+++ RECORDS FOR THIS EXERCISE
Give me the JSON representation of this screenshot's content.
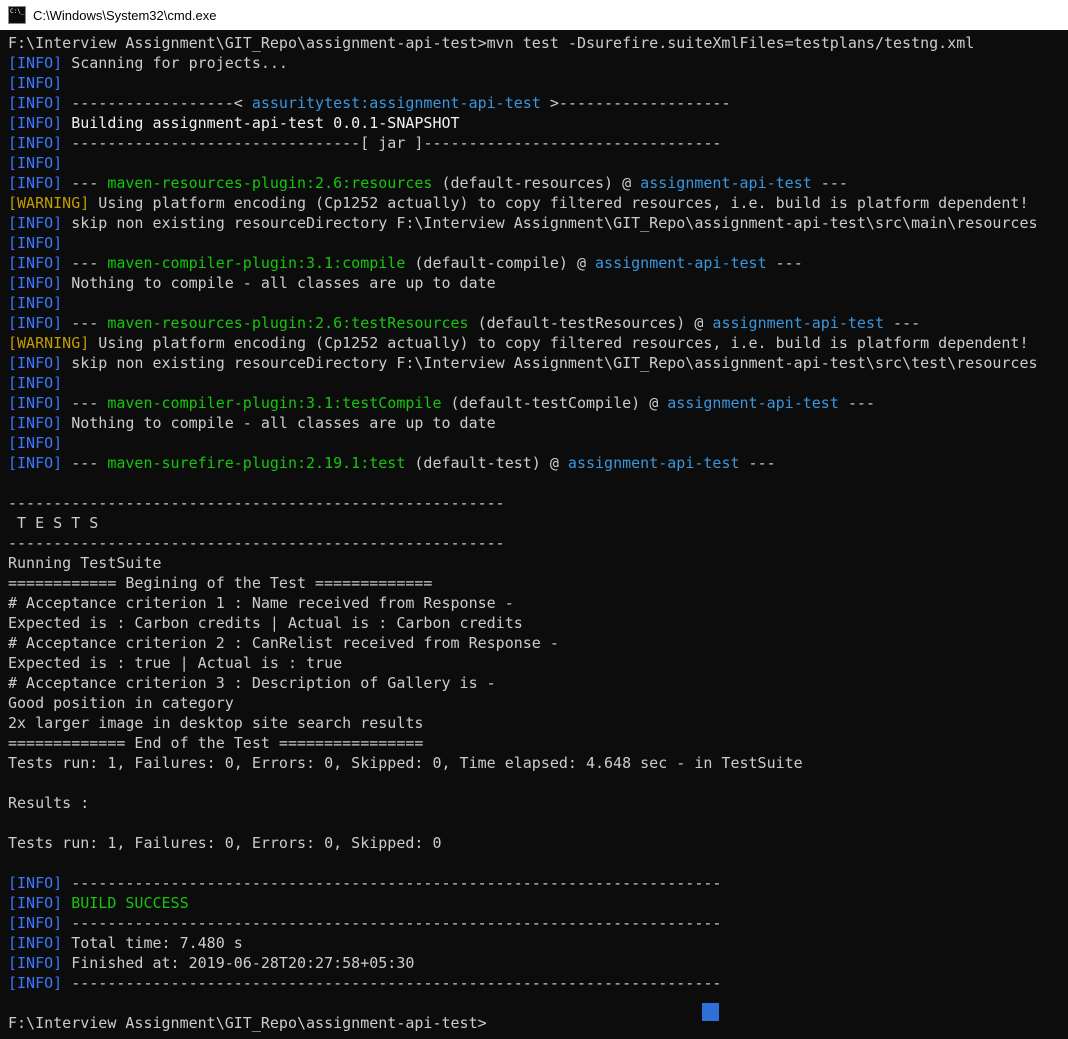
{
  "window": {
    "title": "C:\\Windows\\System32\\cmd.exe"
  },
  "colors": {
    "background": "#0C0C0C",
    "default": "#CCCCCC",
    "bright": "#F2F2F2",
    "info": "#3B78FF",
    "warning": "#C19C00",
    "green": "#16C60C",
    "cyan": "#3A96DD",
    "titlebar_bg": "#FFFFFF",
    "titlebar_text": "#000000",
    "artifact_blue": "#2F6FD8"
  },
  "terminal": {
    "lines": [
      [
        [
          "F:\\Interview Assignment\\GIT_Repo\\assignment-api-test>mvn test -Dsurefire.suiteXmlFiles=testplans/testng.xml",
          "default"
        ]
      ],
      [
        [
          "[INFO]",
          "info"
        ],
        [
          " Scanning for projects...",
          "default"
        ]
      ],
      [
        [
          "[INFO]",
          "info"
        ]
      ],
      [
        [
          "[INFO]",
          "info"
        ],
        [
          " ------------------< ",
          "default"
        ],
        [
          "assuritytest:assignment-api-test",
          "cyan"
        ],
        [
          " >-------------------",
          "default"
        ]
      ],
      [
        [
          "[INFO]",
          "info"
        ],
        [
          " ",
          "default"
        ],
        [
          "Building assignment-api-test 0.0.1-SNAPSHOT",
          "bright"
        ]
      ],
      [
        [
          "[INFO]",
          "info"
        ],
        [
          " --------------------------------[ jar ]---------------------------------",
          "default"
        ]
      ],
      [
        [
          "[INFO]",
          "info"
        ]
      ],
      [
        [
          "[INFO]",
          "info"
        ],
        [
          " --- ",
          "default"
        ],
        [
          "maven-resources-plugin:2.6:resources",
          "green"
        ],
        [
          " (default-resources) @ ",
          "default"
        ],
        [
          "assignment-api-test",
          "cyan"
        ],
        [
          " ---",
          "default"
        ]
      ],
      [
        [
          "[WARNING]",
          "warning"
        ],
        [
          " Using platform encoding (Cp1252 actually) to copy filtered resources, i.e. build is platform dependent!",
          "default"
        ]
      ],
      [
        [
          "[INFO]",
          "info"
        ],
        [
          " skip non existing resourceDirectory F:\\Interview Assignment\\GIT_Repo\\assignment-api-test\\src\\main\\resources",
          "default"
        ]
      ],
      [
        [
          "[INFO]",
          "info"
        ]
      ],
      [
        [
          "[INFO]",
          "info"
        ],
        [
          " --- ",
          "default"
        ],
        [
          "maven-compiler-plugin:3.1:compile",
          "green"
        ],
        [
          " (default-compile) @ ",
          "default"
        ],
        [
          "assignment-api-test",
          "cyan"
        ],
        [
          " ---",
          "default"
        ]
      ],
      [
        [
          "[INFO]",
          "info"
        ],
        [
          " Nothing to compile - all classes are up to date",
          "default"
        ]
      ],
      [
        [
          "[INFO]",
          "info"
        ]
      ],
      [
        [
          "[INFO]",
          "info"
        ],
        [
          " --- ",
          "default"
        ],
        [
          "maven-resources-plugin:2.6:testResources",
          "green"
        ],
        [
          " (default-testResources) @ ",
          "default"
        ],
        [
          "assignment-api-test",
          "cyan"
        ],
        [
          " ---",
          "default"
        ]
      ],
      [
        [
          "[WARNING]",
          "warning"
        ],
        [
          " Using platform encoding (Cp1252 actually) to copy filtered resources, i.e. build is platform dependent!",
          "default"
        ]
      ],
      [
        [
          "[INFO]",
          "info"
        ],
        [
          " skip non existing resourceDirectory F:\\Interview Assignment\\GIT_Repo\\assignment-api-test\\src\\test\\resources",
          "default"
        ]
      ],
      [
        [
          "[INFO]",
          "info"
        ]
      ],
      [
        [
          "[INFO]",
          "info"
        ],
        [
          " --- ",
          "default"
        ],
        [
          "maven-compiler-plugin:3.1:testCompile",
          "green"
        ],
        [
          " (default-testCompile) @ ",
          "default"
        ],
        [
          "assignment-api-test",
          "cyan"
        ],
        [
          " ---",
          "default"
        ]
      ],
      [
        [
          "[INFO]",
          "info"
        ],
        [
          " Nothing to compile - all classes are up to date",
          "default"
        ]
      ],
      [
        [
          "[INFO]",
          "info"
        ]
      ],
      [
        [
          "[INFO]",
          "info"
        ],
        [
          " --- ",
          "default"
        ],
        [
          "maven-surefire-plugin:2.19.1:test",
          "green"
        ],
        [
          " (default-test) @ ",
          "default"
        ],
        [
          "assignment-api-test",
          "cyan"
        ],
        [
          " ---",
          "default"
        ]
      ],
      [],
      [
        [
          "-------------------------------------------------------",
          "default"
        ]
      ],
      [
        [
          " T E S T S",
          "default"
        ]
      ],
      [
        [
          "-------------------------------------------------------",
          "default"
        ]
      ],
      [
        [
          "Running TestSuite",
          "default"
        ]
      ],
      [
        [
          "============ Begining of the Test =============",
          "default"
        ]
      ],
      [
        [
          "# Acceptance criterion 1 : Name received from Response -",
          "default"
        ]
      ],
      [
        [
          "Expected is : Carbon credits | Actual is : Carbon credits",
          "default"
        ]
      ],
      [
        [
          "# Acceptance criterion 2 : CanRelist received from Response -",
          "default"
        ]
      ],
      [
        [
          "Expected is : true | Actual is : true",
          "default"
        ]
      ],
      [
        [
          "# Acceptance criterion 3 : Description of Gallery is -",
          "default"
        ]
      ],
      [
        [
          "Good position in category",
          "default"
        ]
      ],
      [
        [
          "2x larger image in desktop site search results",
          "default"
        ]
      ],
      [
        [
          "============= End of the Test ================",
          "default"
        ]
      ],
      [
        [
          "Tests run: 1, Failures: 0, Errors: 0, Skipped: 0, Time elapsed: 4.648 sec - in TestSuite",
          "default"
        ]
      ],
      [],
      [
        [
          "Results :",
          "default"
        ]
      ],
      [],
      [
        [
          "Tests run: 1, Failures: 0, Errors: 0, Skipped: 0",
          "default"
        ]
      ],
      [],
      [
        [
          "[INFO]",
          "info"
        ],
        [
          " ------------------------------------------------------------------------",
          "default"
        ]
      ],
      [
        [
          "[INFO]",
          "info"
        ],
        [
          " ",
          "default"
        ],
        [
          "BUILD SUCCESS",
          "green"
        ]
      ],
      [
        [
          "[INFO]",
          "info"
        ],
        [
          " ------------------------------------------------------------------------",
          "default"
        ]
      ],
      [
        [
          "[INFO]",
          "info"
        ],
        [
          " Total time: 7.480 s",
          "default"
        ]
      ],
      [
        [
          "[INFO]",
          "info"
        ],
        [
          " Finished at: 2019-06-28T20:27:58+05:30",
          "default"
        ]
      ],
      [
        [
          "[INFO]",
          "info"
        ],
        [
          " ------------------------------------------------------------------------",
          "default"
        ]
      ],
      [],
      [
        [
          "F:\\Interview Assignment\\GIT_Repo\\assignment-api-test>",
          "default"
        ]
      ]
    ]
  }
}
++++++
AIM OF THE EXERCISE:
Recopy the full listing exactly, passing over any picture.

RESPONSE:
Give me the JSON representation of this screenshot's content.
{
  "window": {
    "title": "C:\\Windows\\System32\\cmd.exe"
  },
  "colors": {
    "background": "#0C0C0C",
    "default": "#CCCCCC",
    "bright": "#F2F2F2",
    "info": "#3B78FF",
    "warning": "#C19C00",
    "green": "#16C60C",
    "cyan": "#3A96DD",
    "titlebar_bg": "#FFFFFF",
    "titlebar_text": "#000000",
    "artifact_blue": "#2F6FD8"
  },
  "terminal": {
    "lines": [
      [
        [
          "F:\\Interview Assignment\\GIT_Repo\\assignment-api-test>mvn test -Dsurefire.suiteXmlFiles=testplans/testng.xml",
          "default"
        ]
      ],
      [
        [
          "[INFO]",
          "info"
        ],
        [
          " Scanning for projects...",
          "default"
        ]
      ],
      [
        [
          "[INFO]",
          "info"
        ]
      ],
      [
        [
          "[INFO]",
          "info"
        ],
        [
          " ------------------< ",
          "default"
        ],
        [
          "assuritytest:assignment-api-test",
          "cyan"
        ],
        [
          " >-------------------",
          "default"
        ]
      ],
      [
        [
          "[INFO]",
          "info"
        ],
        [
          " ",
          "default"
        ],
        [
          "Building assignment-api-test 0.0.1-SNAPSHOT",
          "bright"
        ]
      ],
      [
        [
          "[INFO]",
          "info"
        ],
        [
          " --------------------------------[ jar ]---------------------------------",
          "default"
        ]
      ],
      [
        [
          "[INFO]",
          "info"
        ]
      ],
      [
        [
          "[INFO]",
          "info"
        ],
        [
          " --- ",
          "default"
        ],
        [
          "maven-resources-plugin:2.6:resources",
          "green"
        ],
        [
          " (default-resources) @ ",
          "default"
        ],
        [
          "assignment-api-test",
          "cyan"
        ],
        [
          " ---",
          "default"
        ]
      ],
      [
        [
          "[WARNING]",
          "warning"
        ],
        [
          " Using platform encoding (Cp1252 actually) to copy filtered resources, i.e. build is platform dependent!",
          "default"
        ]
      ],
      [
        [
          "[INFO]",
          "info"
        ],
        [
          " skip non existing resourceDirectory F:\\Interview Assignment\\GIT_Repo\\assignment-api-test\\src\\main\\resources",
          "default"
        ]
      ],
      [
        [
          "[INFO]",
          "info"
        ]
      ],
      [
        [
          "[INFO]",
          "info"
        ],
        [
          " --- ",
          "default"
        ],
        [
          "maven-compiler-plugin:3.1:compile",
          "green"
        ],
        [
          " (default-compile) @ ",
          "default"
        ],
        [
          "assignment-api-test",
          "cyan"
        ],
        [
          " ---",
          "default"
        ]
      ],
      [
        [
          "[INFO]",
          "info"
        ],
        [
          " Nothing to compile - all classes are up to date",
          "default"
        ]
      ],
      [
        [
          "[INFO]",
          "info"
        ]
      ],
      [
        [
          "[INFO]",
          "info"
        ],
        [
          " --- ",
          "default"
        ],
        [
          "maven-resources-plugin:2.6:testResources",
          "green"
        ],
        [
          " (default-testResources) @ ",
          "default"
        ],
        [
          "assignment-api-test",
          "cyan"
        ],
        [
          " ---",
          "default"
        ]
      ],
      [
        [
          "[WARNING]",
          "warning"
        ],
        [
          " Using platform encoding (Cp1252 actually) to copy filtered resources, i.e. build is platform dependent!",
          "default"
        ]
      ],
      [
        [
          "[INFO]",
          "info"
        ],
        [
          " skip non existing resourceDirectory F:\\Interview Assignment\\GIT_Repo\\assignment-api-test\\src\\test\\resources",
          "default"
        ]
      ],
      [
        [
          "[INFO]",
          "info"
        ]
      ],
      [
        [
          "[INFO]",
          "info"
        ],
        [
          " --- ",
          "default"
        ],
        [
          "maven-compiler-plugin:3.1:testCompile",
          "green"
        ],
        [
          " (default-testCompile) @ ",
          "default"
        ],
        [
          "assignment-api-test",
          "cyan"
        ],
        [
          " ---",
          "default"
        ]
      ],
      [
        [
          "[INFO]",
          "info"
        ],
        [
          " Nothing to compile - all classes are up to date",
          "default"
        ]
      ],
      [
        [
          "[INFO]",
          "info"
        ]
      ],
      [
        [
          "[INFO]",
          "info"
        ],
        [
          " --- ",
          "default"
        ],
        [
          "maven-surefire-plugin:2.19.1:test",
          "green"
        ],
        [
          " (default-test) @ ",
          "default"
        ],
        [
          "assignment-api-test",
          "cyan"
        ],
        [
          " ---",
          "default"
        ]
      ],
      [],
      [
        [
          "-------------------------------------------------------",
          "default"
        ]
      ],
      [
        [
          " T E S T S",
          "default"
        ]
      ],
      [
        [
          "-------------------------------------------------------",
          "default"
        ]
      ],
      [
        [
          "Running TestSuite",
          "default"
        ]
      ],
      [
        [
          "============ Begining of the Test =============",
          "default"
        ]
      ],
      [
        [
          "# Acceptance criterion 1 : Name received from Response -",
          "default"
        ]
      ],
      [
        [
          "Expected is : Carbon credits | Actual is : Carbon credits",
          "default"
        ]
      ],
      [
        [
          "# Acceptance criterion 2 : CanRelist received from Response -",
          "default"
        ]
      ],
      [
        [
          "Expected is : true | Actual is : true",
          "default"
        ]
      ],
      [
        [
          "# Acceptance criterion 3 : Description of Gallery is -",
          "default"
        ]
      ],
      [
        [
          "Good position in category",
          "default"
        ]
      ],
      [
        [
          "2x larger image in desktop site search results",
          "default"
        ]
      ],
      [
        [
          "============= End of the Test ================",
          "default"
        ]
      ],
      [
        [
          "Tests run: 1, Failures: 0, Errors: 0, Skipped: 0, Time elapsed: 4.648 sec - in TestSuite",
          "default"
        ]
      ],
      [],
      [
        [
          "Results :",
          "default"
        ]
      ],
      [],
      [
        [
          "Tests run: 1, Failures: 0, Errors: 0, Skipped: 0",
          "default"
        ]
      ],
      [],
      [
        [
          "[INFO]",
          "info"
        ],
        [
          " ------------------------------------------------------------------------",
          "default"
        ]
      ],
      [
        [
          "[INFO]",
          "info"
        ],
        [
          " ",
          "default"
        ],
        [
          "BUILD SUCCESS",
          "green"
        ]
      ],
      [
        [
          "[INFO]",
          "info"
        ],
        [
          " ------------------------------------------------------------------------",
          "default"
        ]
      ],
      [
        [
          "[INFO]",
          "info"
        ],
        [
          " Total time: 7.480 s",
          "default"
        ]
      ],
      [
        [
          "[INFO]",
          "info"
        ],
        [
          " Finished at: 2019-06-28T20:27:58+05:30",
          "default"
        ]
      ],
      [
        [
          "[INFO]",
          "info"
        ],
        [
          " ------------------------------------------------------------------------",
          "default"
        ]
      ],
      [],
      [
        [
          "F:\\Interview Assignment\\GIT_Repo\\assignment-api-test>",
          "default"
        ]
      ]
    ]
  }
}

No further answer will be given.